Clinical factor analyses

Prespecified analyses looked at the impact of IOP, CCT, refractive surgery and examiner type on the LoA. Because of the magnitude of observed heterogeneity, an additional subgroup analysis investigating the impact of manufacturer and excluding low-quality studies was undertaken. All of the subgroup analyses reflect the limitations in the reported data, although less markedly so for manufacturer, which was generally well reported. Overall, the analyses were inconclusive. The scale of heterogeneity made any subgroup analysis susceptible to spurious differences when only a small number of studies were in a group. In a few studies there were suggestions that IOP was an influencing factor in the observed differences, although this was not a universal finding and appeared to vary by tonometer. Refractive surgery appears to impact on the difference for the transpalpebral tonometer. There was no clear pattern regarding examiner and manufacturer. It was not possible to undertake a subgroup analysis of CCT even on the basis of a crude dichotomy of the group for any of the studies. The exclusion of (based on reporting) lower-quality studies similarly did not provide clarity in this regard, although this perhaps reflects the substantial amount of non-reporting of key information in the studies. Ideally, IPD would have been available to form subgroups, for example according to IOP and CCT. This would allow more informative investigation of the influence of these factors at a review level.

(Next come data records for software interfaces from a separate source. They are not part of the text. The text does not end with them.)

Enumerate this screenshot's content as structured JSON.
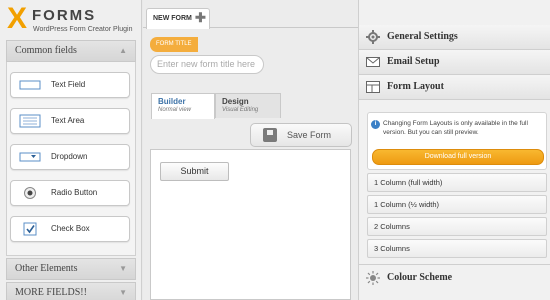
{
  "brand": {
    "logo_x": "X",
    "logo_word": "FORMS",
    "subtitle": "WordPress Form Creator Plugin"
  },
  "sidebar": {
    "common_fields_title": "Common fields",
    "fields": [
      {
        "label": "Text Field",
        "icon": "text-field-icon"
      },
      {
        "label": "Text Area",
        "icon": "text-area-icon"
      },
      {
        "label": "Dropdown",
        "icon": "dropdown-icon"
      },
      {
        "label": "Radio Button",
        "icon": "radio-button-icon"
      },
      {
        "label": "Check Box",
        "icon": "checkbox-icon"
      }
    ],
    "other_elements_title": "Other Elements",
    "more_fields_title": "MORE FIELDS!!"
  },
  "editor": {
    "new_form_tab": "NEW FORM",
    "form_title_label": "FORM TITLE",
    "form_title_placeholder": "Enter new form title here",
    "builder_tab": {
      "title": "Builder",
      "subtitle": "Normal view"
    },
    "design_tab": {
      "title": "Design",
      "subtitle": "Visual Editing"
    },
    "save_label": "Save Form",
    "submit_label": "Submit"
  },
  "settings": {
    "general_settings": "General Settings",
    "email_setup": "Email Setup",
    "form_layout": "Form Layout",
    "info_text": "Changing Form Layouts is only available in the full version. But you can still preview.",
    "download_label": "Download full version",
    "layouts": [
      "1 Column (full width)",
      "1 Column (½ width)",
      "2 Columns",
      "3 Columns"
    ],
    "colour_scheme": "Colour Scheme"
  },
  "colors": {
    "accent_orange": "#f4ad3d",
    "download_orange": "#f0a020",
    "tab_blue": "#3d73a8",
    "info_blue": "#3b80c6"
  }
}
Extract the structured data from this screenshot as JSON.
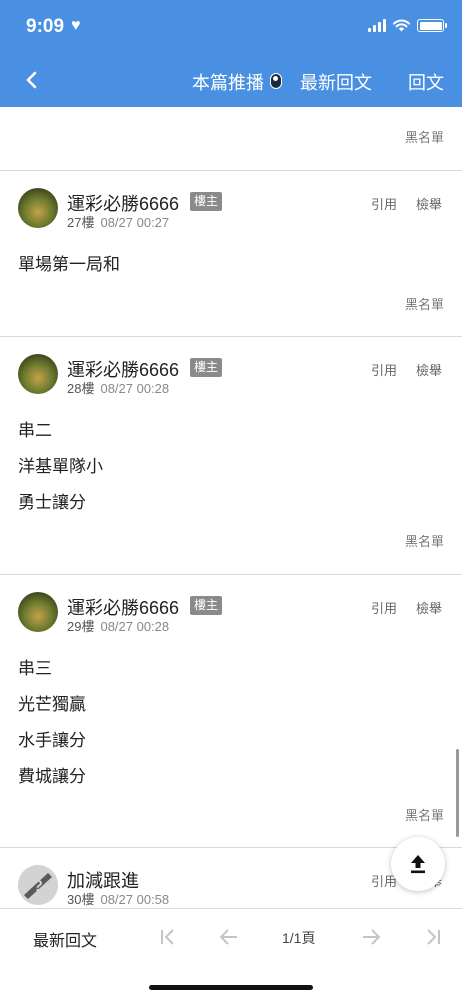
{
  "status_bar": {
    "time": "9:09",
    "heart": "♥"
  },
  "nav": {
    "push_label": "本篇推播",
    "latest_label": "最新回文",
    "reply_label": "回文"
  },
  "labels": {
    "blacklist": "黑名單",
    "quote": "引用",
    "report": "檢舉",
    "op_badge": "樓主"
  },
  "posts": [
    {
      "author": "運彩必勝6666",
      "floor": "27樓",
      "date": "08/27 00:27",
      "lines": [
        "單場第一局和"
      ]
    },
    {
      "author": "運彩必勝6666",
      "floor": "28樓",
      "date": "08/27 00:28",
      "lines": [
        "串二",
        "洋基單隊小",
        "勇士讓分"
      ]
    },
    {
      "author": "運彩必勝6666",
      "floor": "29樓",
      "date": "08/27 00:28",
      "lines": [
        "串三",
        "光芒獨贏",
        "水手讓分",
        "費城讓分"
      ]
    },
    {
      "author": "加減跟進",
      "floor": "30樓",
      "date": "08/27 00:58",
      "lines": []
    }
  ],
  "bottom_bar": {
    "latest_label": "最新回文",
    "page_indicator": "1/1頁"
  }
}
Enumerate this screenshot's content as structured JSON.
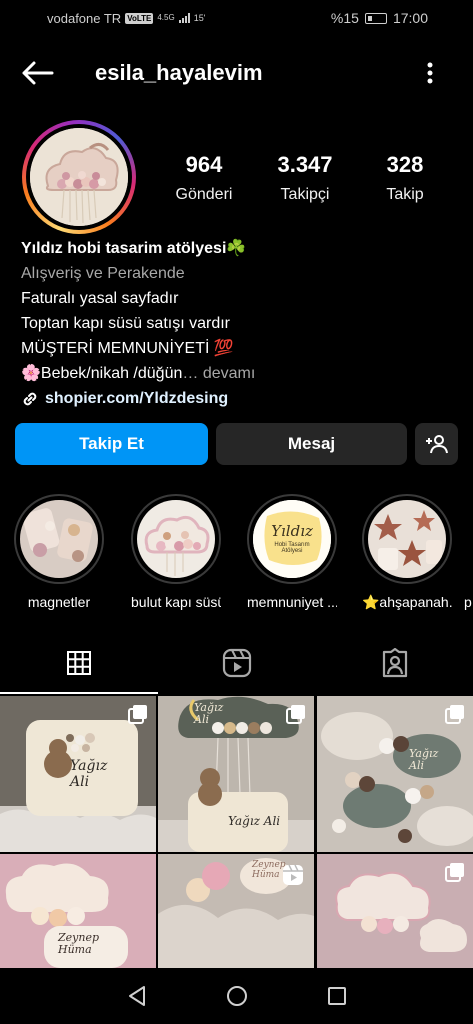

Further research

There is a need for a reporting standard tailored for method comparison studies of tonometers building on recent work in this area.226 Reporting is inconsistent, and basic let alone desirable data are often not presented. The quality assessment highlighted a lack of reporting of key study characteristics and the fact that the issues of clustering of eyes with participants and the number of observations used is regularly ignored. Furthermore, an in-depth study of factors that could influence the pressure measurements is needed for the reference standard and candidate tonometers. This could either be a large primary study or potentially take the form of an IPD meta-analysis.118 Given the level of heterogeneity, it may be the case that a systematic review of LoA studies requires very focused study inclusion criteria akin to those recently proposed for diagnostic test accuracy.227 Further studies evaluating the agreement of the Perkins and Ocuton S tonometers would also be beneficial given that only a small number of studies have been carried out. Finally, further evaluation of the role of GAT as the default tonometer in clinical practice is warranted.

Conclusions

A variety of tonometers are used to evaluate IOP, and GAT is the current reference standard. The NCT or Perkins tonometer appears preferable if the aim is to achieve as close to a GAT measurement as possible. However, the findings cast doubt on the validity of GAT as the default standard. Consistent use of the same tonometer during clinical follow-up is arguably almost as important as the choice of tonometer.

© 2012, Crown Copyright.

Included under terms of UK Non-commercial Government License.

Cover of Surveillance for Ocular Hypertension: An Evidence Synthesis and Economic Evaluation
Surveillance for Ocular Hypertension: An Evidence Synthesis and Economic Evaluation.
Health Technology Assessment, No. 16.29.
Burr JM, Botello-Pinzon P, Takwoingi Y, et al.
Southampton (UK): NIHR Journals Library; 2012 Jun.

PubMed Health Blog...

read all...

Recent Activity

Your browsing activity is empty.

Activity recording is turned off.

Turn recording back on

See more...